──────── DATA FOR THIS TASK ────────
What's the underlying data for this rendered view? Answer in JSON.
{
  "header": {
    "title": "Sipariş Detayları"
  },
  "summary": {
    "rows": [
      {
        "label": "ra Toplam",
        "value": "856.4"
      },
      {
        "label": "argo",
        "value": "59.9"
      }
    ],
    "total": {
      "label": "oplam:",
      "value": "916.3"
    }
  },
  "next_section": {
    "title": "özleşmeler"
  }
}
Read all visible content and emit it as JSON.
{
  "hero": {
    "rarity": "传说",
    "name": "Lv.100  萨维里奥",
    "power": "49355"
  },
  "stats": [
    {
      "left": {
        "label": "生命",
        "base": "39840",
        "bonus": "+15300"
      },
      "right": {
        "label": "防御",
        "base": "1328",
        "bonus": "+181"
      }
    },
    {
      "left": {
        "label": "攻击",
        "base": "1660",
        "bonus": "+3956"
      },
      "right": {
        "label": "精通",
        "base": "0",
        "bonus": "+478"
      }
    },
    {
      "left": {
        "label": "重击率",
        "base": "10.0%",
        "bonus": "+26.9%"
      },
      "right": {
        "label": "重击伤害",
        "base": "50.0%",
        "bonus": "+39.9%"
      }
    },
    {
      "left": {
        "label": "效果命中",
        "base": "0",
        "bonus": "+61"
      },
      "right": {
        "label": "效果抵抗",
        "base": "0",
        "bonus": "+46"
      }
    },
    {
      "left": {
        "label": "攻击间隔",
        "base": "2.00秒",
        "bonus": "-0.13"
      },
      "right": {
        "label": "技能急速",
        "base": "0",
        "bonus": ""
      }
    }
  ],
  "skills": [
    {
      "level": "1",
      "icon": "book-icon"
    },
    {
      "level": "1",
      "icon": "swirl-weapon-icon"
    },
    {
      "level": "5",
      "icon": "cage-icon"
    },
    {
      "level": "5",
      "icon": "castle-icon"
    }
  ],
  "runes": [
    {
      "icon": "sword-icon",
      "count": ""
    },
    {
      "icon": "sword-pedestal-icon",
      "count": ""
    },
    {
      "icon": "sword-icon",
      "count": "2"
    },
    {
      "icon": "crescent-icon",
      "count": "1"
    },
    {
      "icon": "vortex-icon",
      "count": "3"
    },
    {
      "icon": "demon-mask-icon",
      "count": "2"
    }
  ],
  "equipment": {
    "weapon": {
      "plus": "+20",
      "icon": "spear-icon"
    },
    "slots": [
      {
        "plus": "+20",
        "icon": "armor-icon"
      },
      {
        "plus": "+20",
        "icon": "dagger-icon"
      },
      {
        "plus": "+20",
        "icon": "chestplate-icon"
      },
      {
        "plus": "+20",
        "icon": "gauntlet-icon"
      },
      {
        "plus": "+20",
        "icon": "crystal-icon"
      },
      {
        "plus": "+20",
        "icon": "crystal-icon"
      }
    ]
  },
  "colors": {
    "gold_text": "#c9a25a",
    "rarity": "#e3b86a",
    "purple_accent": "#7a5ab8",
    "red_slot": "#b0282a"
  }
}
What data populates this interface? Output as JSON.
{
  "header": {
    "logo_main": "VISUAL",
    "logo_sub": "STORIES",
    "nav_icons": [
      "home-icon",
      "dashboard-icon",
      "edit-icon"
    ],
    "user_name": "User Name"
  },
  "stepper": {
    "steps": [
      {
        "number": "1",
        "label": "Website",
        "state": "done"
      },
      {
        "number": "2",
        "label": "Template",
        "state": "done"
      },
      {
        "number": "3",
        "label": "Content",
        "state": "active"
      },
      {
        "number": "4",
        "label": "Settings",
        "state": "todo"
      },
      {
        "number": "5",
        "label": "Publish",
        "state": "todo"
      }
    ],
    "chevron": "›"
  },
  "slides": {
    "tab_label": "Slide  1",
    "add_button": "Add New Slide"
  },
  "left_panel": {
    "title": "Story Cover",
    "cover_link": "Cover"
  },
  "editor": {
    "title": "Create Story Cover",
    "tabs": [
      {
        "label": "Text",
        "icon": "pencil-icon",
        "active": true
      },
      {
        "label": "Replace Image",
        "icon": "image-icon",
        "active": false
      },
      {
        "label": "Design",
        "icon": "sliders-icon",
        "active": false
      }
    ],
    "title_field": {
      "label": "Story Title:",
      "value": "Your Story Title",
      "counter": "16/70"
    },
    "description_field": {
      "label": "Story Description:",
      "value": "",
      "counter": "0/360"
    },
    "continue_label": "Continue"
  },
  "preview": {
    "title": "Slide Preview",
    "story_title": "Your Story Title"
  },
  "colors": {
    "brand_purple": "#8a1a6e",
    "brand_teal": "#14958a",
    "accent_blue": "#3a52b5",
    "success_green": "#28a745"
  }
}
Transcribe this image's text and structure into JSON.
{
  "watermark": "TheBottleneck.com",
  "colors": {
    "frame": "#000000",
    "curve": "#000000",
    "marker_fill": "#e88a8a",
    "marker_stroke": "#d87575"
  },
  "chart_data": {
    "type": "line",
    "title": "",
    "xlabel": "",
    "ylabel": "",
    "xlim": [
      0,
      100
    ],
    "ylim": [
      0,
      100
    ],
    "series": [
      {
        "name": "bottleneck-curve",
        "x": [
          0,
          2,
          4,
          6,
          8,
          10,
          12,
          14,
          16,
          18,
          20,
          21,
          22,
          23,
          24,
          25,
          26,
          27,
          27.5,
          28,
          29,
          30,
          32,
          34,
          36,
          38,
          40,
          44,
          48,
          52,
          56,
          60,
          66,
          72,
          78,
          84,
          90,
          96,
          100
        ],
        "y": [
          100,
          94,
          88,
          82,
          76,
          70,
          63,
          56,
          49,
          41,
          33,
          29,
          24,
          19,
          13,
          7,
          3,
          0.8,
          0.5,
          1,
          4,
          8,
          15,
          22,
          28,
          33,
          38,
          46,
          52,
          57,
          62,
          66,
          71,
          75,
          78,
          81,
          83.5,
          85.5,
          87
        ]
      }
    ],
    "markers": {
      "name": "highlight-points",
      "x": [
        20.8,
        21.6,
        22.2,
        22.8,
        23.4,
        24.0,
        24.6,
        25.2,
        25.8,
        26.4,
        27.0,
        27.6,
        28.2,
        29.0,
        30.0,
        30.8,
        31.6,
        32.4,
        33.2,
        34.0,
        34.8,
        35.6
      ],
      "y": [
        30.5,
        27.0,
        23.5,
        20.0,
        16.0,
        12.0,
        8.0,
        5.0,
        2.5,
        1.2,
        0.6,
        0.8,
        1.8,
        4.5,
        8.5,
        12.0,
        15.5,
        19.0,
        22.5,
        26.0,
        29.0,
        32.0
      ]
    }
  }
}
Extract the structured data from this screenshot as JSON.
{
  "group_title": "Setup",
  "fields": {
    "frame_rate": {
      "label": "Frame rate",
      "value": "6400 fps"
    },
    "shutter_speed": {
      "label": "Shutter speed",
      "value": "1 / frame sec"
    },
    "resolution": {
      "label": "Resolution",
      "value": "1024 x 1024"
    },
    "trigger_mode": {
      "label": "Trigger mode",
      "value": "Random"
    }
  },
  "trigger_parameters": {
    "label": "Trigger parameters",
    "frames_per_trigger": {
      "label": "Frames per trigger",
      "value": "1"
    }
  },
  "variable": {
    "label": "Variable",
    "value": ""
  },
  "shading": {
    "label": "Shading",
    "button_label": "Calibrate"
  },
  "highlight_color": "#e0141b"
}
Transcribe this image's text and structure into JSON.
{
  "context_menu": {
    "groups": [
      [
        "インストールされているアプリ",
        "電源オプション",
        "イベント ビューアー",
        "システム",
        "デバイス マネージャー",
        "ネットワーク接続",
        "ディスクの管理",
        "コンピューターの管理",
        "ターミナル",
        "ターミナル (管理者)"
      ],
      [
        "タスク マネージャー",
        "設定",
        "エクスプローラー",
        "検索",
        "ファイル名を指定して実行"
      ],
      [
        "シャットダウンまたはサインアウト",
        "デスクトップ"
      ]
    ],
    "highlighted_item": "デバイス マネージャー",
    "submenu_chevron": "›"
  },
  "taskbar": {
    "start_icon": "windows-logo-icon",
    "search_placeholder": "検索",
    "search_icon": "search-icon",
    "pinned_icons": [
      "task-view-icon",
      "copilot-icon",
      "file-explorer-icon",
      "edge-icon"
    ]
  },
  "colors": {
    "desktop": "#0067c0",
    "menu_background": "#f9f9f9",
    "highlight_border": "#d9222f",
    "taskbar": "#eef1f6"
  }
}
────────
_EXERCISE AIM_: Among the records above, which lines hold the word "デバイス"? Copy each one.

_TASK SOLUTION_:
        "デバイス マネージャー",
    "highlighted_item": "デバイス マネージャー",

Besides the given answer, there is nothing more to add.